PROBLEM DESCRIPTION →
Spot each line in the data below containing "this" and copy it.

Excerpts from an interface dataset
↓

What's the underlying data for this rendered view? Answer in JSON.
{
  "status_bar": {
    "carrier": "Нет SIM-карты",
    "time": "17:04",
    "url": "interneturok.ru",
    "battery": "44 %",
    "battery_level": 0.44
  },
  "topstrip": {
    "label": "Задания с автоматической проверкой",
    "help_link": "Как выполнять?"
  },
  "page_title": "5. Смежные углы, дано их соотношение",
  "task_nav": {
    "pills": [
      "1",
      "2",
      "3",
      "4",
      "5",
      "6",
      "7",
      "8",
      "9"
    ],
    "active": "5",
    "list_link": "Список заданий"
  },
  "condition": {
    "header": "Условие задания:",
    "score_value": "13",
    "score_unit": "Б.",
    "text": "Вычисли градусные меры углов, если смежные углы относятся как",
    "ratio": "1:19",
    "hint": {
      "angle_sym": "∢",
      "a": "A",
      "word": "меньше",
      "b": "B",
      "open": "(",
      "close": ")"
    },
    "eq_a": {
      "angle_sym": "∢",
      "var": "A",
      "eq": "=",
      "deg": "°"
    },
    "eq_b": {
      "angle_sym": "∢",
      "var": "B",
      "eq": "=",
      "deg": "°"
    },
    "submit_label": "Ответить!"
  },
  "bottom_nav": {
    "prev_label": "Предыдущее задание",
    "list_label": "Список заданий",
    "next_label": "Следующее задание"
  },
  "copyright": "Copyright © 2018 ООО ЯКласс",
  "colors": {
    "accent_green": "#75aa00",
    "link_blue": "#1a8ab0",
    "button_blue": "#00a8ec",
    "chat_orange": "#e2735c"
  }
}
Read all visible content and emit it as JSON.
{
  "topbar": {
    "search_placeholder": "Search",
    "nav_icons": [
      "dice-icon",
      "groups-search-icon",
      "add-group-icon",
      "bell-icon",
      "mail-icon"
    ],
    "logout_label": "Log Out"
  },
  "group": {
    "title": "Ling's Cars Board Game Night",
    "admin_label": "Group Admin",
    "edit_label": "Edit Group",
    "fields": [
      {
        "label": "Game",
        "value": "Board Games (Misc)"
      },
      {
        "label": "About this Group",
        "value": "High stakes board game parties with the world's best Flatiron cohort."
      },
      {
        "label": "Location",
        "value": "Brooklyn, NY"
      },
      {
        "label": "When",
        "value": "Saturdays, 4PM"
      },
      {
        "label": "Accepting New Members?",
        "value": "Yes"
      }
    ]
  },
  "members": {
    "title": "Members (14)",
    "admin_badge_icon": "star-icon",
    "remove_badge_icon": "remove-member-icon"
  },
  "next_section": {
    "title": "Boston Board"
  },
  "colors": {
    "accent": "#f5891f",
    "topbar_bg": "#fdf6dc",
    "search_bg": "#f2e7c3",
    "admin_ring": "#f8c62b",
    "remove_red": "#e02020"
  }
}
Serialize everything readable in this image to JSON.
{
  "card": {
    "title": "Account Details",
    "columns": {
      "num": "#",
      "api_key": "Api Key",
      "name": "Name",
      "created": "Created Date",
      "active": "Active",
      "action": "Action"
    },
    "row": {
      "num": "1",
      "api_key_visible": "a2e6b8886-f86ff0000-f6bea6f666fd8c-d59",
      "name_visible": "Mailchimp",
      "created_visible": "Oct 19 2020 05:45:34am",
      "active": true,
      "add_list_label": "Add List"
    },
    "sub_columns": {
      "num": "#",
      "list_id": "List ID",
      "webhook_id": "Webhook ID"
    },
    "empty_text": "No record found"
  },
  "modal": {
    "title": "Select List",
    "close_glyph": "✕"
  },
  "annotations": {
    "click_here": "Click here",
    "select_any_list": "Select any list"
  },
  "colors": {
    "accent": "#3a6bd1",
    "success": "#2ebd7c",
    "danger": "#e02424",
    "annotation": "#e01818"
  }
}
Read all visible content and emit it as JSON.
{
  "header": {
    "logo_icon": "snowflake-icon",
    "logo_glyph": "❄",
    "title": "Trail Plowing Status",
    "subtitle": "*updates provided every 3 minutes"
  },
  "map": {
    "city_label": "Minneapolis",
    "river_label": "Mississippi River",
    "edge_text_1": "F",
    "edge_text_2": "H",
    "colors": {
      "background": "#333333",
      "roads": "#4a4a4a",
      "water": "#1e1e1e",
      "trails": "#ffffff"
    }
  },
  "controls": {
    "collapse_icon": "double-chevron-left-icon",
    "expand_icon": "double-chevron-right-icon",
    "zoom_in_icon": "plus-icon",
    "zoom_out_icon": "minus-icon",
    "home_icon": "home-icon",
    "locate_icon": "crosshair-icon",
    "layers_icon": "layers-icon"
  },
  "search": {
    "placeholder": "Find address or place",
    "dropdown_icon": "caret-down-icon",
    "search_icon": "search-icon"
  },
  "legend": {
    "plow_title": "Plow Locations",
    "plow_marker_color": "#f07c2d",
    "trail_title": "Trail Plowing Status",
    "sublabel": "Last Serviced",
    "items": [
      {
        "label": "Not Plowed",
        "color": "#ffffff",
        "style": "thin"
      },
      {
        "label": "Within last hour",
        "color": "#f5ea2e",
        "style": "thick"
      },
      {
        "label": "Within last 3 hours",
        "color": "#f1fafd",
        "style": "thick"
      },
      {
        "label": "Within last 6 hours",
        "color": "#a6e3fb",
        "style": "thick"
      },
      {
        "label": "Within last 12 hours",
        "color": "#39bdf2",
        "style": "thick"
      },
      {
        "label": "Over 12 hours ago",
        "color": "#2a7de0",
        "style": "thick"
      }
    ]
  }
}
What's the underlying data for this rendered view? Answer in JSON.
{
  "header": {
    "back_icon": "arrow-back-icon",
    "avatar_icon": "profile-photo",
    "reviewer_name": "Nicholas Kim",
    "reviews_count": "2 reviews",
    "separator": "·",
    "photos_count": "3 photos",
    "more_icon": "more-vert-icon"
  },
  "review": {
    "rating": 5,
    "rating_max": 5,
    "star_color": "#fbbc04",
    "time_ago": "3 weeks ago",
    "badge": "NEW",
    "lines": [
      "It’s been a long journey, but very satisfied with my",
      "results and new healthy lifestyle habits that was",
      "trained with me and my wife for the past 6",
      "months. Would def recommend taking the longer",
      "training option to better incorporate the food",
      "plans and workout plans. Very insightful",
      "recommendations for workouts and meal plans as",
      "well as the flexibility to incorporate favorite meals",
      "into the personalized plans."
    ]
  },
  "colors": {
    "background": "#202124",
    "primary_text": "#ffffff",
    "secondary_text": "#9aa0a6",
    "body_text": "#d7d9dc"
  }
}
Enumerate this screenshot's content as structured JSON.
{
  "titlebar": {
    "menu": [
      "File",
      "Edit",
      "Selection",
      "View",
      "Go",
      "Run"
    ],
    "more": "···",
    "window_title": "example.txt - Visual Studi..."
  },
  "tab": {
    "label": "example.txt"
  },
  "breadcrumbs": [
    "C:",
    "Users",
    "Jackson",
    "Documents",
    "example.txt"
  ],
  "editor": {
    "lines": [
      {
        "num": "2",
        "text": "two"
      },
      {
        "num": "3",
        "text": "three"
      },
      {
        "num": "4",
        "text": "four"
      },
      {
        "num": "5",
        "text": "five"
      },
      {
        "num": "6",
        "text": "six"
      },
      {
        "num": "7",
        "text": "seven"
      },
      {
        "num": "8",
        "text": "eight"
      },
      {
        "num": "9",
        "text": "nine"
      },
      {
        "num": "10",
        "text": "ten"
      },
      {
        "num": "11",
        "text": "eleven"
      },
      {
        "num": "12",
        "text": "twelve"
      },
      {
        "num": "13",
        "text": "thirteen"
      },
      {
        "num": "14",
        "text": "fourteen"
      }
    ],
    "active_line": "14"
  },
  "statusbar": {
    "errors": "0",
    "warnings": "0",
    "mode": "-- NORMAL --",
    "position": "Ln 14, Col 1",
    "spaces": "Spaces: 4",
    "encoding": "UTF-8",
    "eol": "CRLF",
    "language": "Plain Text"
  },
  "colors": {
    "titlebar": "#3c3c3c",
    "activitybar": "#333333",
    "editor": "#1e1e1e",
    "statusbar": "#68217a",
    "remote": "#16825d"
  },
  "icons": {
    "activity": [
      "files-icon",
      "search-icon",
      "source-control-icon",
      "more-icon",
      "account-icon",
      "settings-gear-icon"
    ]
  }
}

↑

EXERCISE ANSWER →
What's the underlying data for this rendered view? Answer in JSON.
        "label": "About this Group",
Serialize everything readable in this image to JSON.
What's the underlying data for this rendered view? Answer in JSON.
Enumerate this screenshot's content as structured JSON.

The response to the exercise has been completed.